### Assignment Operators

Expressions such as

j = j + 2

in which the left hand side is repeated on the right can be written in the compressed form

j += 2

SPL supports several assignment operators:

 Operator Description += add then assign -= subtract then assign *= multiply then assign /= divide then assign %= modulo then assign >>= bit right shift then assign <<= bit left shift then assign &= bit and then assign |= bit or then assign |^= bit xor and assign @= append then assign @@ concatenate

If e1 and e2 are expressions, then

e1 op= e2

is equivalent to

e1 = (e1) op (e2)

except that e1 is computed only once. Notice the parenthesis.

x *= y + 1

is equivalent to

x = x * (y + 1)

not

x = x * y + 1

Assignment operators are not only fast and concise, they correspond better to the way people think.
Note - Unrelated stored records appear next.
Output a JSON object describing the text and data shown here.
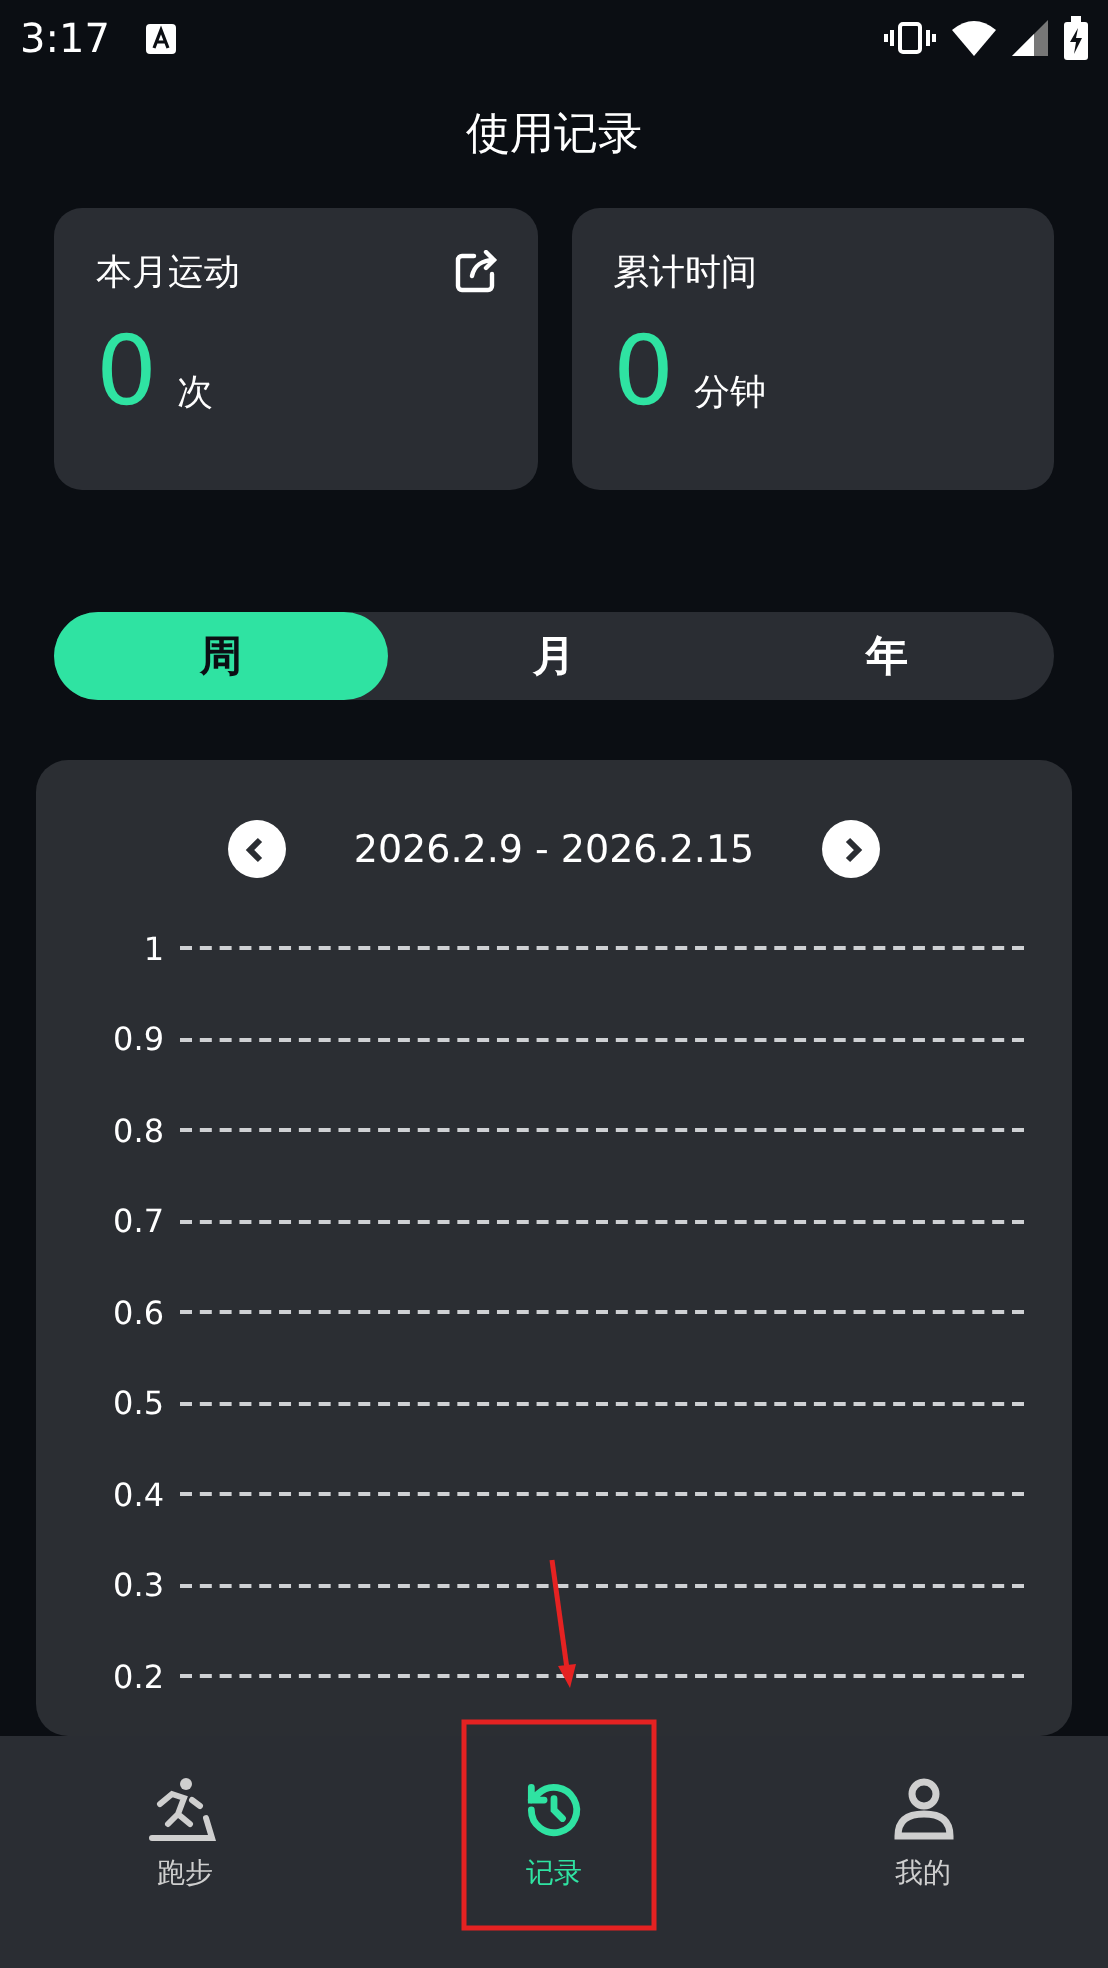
{
  "status_bar": {
    "time": "3:17"
  },
  "title": "使用记录",
  "stats": [
    {
      "label": "本月运动",
      "value": "0",
      "unit": "次",
      "share": true
    },
    {
      "label": "累计时间",
      "value": "0",
      "unit": "分钟",
      "share": false
    }
  ],
  "periods": [
    {
      "label": "周",
      "selected": true
    },
    {
      "label": "月",
      "selected": false
    },
    {
      "label": "年",
      "selected": false
    }
  ],
  "chart": {
    "range": "2026.2.9 - 2026.2.15",
    "axis_labels": [
      "1",
      "0.9",
      "0.8",
      "0.7",
      "0.6",
      "0.5",
      "0.4",
      "0.3",
      "0.2"
    ]
  },
  "nav": [
    {
      "label": "跑步",
      "kind": "run",
      "selected": false
    },
    {
      "label": "记录",
      "kind": "history",
      "selected": true
    },
    {
      "label": "我的",
      "kind": "profile",
      "selected": false
    }
  ]
}
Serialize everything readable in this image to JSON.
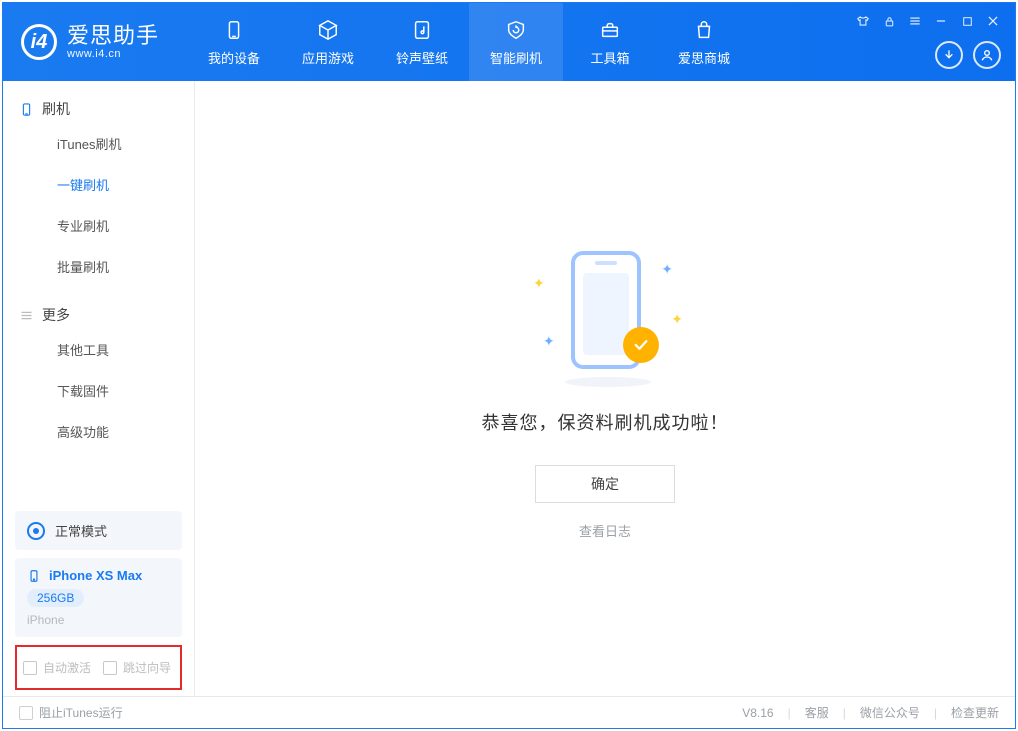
{
  "app": {
    "name_cn": "爱思助手",
    "url": "www.i4.cn"
  },
  "nav": {
    "tabs": [
      {
        "label": "我的设备",
        "icon": "device"
      },
      {
        "label": "应用游戏",
        "icon": "cube"
      },
      {
        "label": "铃声壁纸",
        "icon": "music"
      },
      {
        "label": "智能刷机",
        "icon": "refresh",
        "active": true
      },
      {
        "label": "工具箱",
        "icon": "toolbox"
      },
      {
        "label": "爱思商城",
        "icon": "bag"
      }
    ]
  },
  "sidebar": {
    "groups": [
      {
        "title": "刷机",
        "icon": "phone",
        "items": [
          {
            "label": "iTunes刷机"
          },
          {
            "label": "一键刷机",
            "active": true
          },
          {
            "label": "专业刷机"
          },
          {
            "label": "批量刷机"
          }
        ]
      },
      {
        "title": "更多",
        "icon": "menu",
        "items": [
          {
            "label": "其他工具"
          },
          {
            "label": "下载固件"
          },
          {
            "label": "高级功能"
          }
        ]
      }
    ],
    "status_label": "正常模式",
    "device": {
      "name": "iPhone XS Max",
      "storage": "256GB",
      "type": "iPhone"
    },
    "options": [
      {
        "label": "自动激活"
      },
      {
        "label": "跳过向导"
      }
    ]
  },
  "main": {
    "message": "恭喜您，保资料刷机成功啦！",
    "ok_label": "确定",
    "log_link": "查看日志"
  },
  "footer": {
    "itunes_block": "阻止iTunes运行",
    "version": "V8.16",
    "links": [
      "客服",
      "微信公众号",
      "检查更新"
    ]
  }
}
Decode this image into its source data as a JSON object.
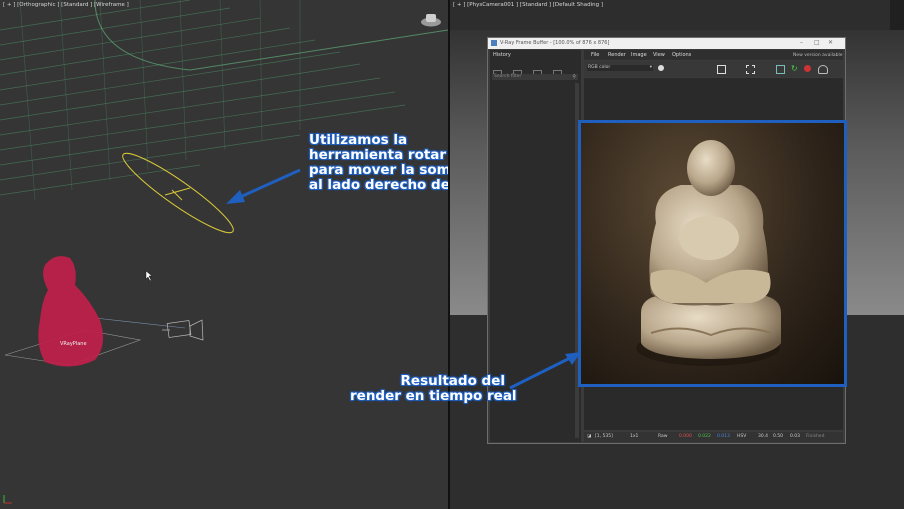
{
  "left_viewport": {
    "label": "[ + ] [Orthographic ] [Standard ] [Wireframe ]",
    "plane_label": "VRayPlane"
  },
  "right_viewport": {
    "label": "[ + ] [PhysCamera001 ] [Standard ] [Default Shading ]"
  },
  "annotations": {
    "rotate_lines": [
      "Utilizamos la",
      "herramienta rotar",
      "para mover la sombrilla",
      "al lado derecho de mi objeto"
    ],
    "render_lines": [
      "Resultado del",
      "render en tiempo real"
    ]
  },
  "vfb": {
    "title": "V-Ray Frame Buffer - [100.0% of 876 x 876]",
    "history_title": "History",
    "search_placeholder": "Search filter",
    "menu": [
      "File",
      "Render",
      "Image",
      "View",
      "Options"
    ],
    "new_version": "New version available",
    "channel": "RGB color",
    "status": {
      "coords": "[1, 535]",
      "ratio": "1x1",
      "mode": "Raw",
      "r": "0.000",
      "g": "0.022",
      "b": "0.013",
      "color_space": "HSV",
      "h": "30.4",
      "s": "0.50",
      "v": "0.03",
      "finished": "Finished"
    }
  },
  "colors": {
    "annotation_blue": "#1f5fbf",
    "plane_red": "#c0204a",
    "sun_yellow": "#d8c838"
  }
}
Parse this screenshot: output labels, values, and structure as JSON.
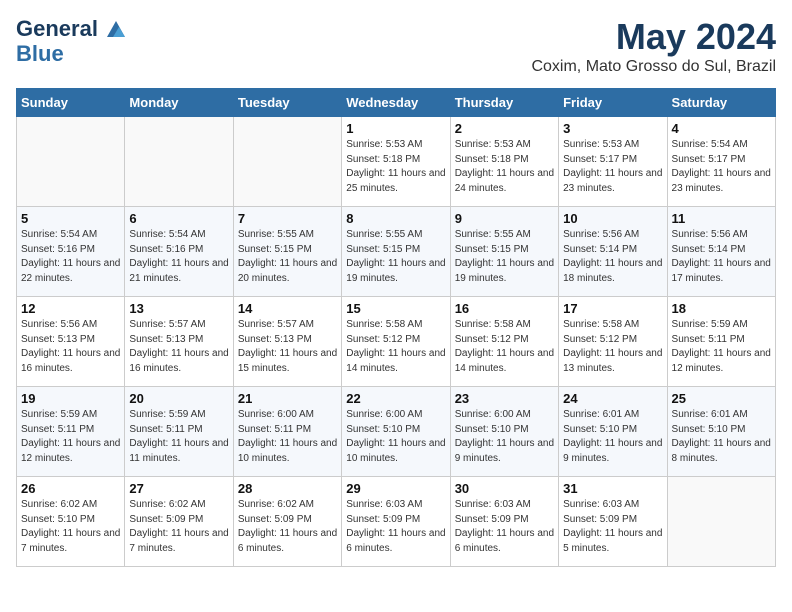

We say "add 2 to j" or "increment j by 2," not "take j, add 2, then put the result back into j." Thus, j += 2.

The statement:

a = b @@ c

is more compact and equivalent to

a = concat(b, c)

The statement:

a @= b

is equivalent to

append(a, b)

The @= operator appends the series B to the end of series A in place. a @= b is much faster than a = a @@ b for large series because @= operates on the existing series whereas @@ creates and assigns a new series.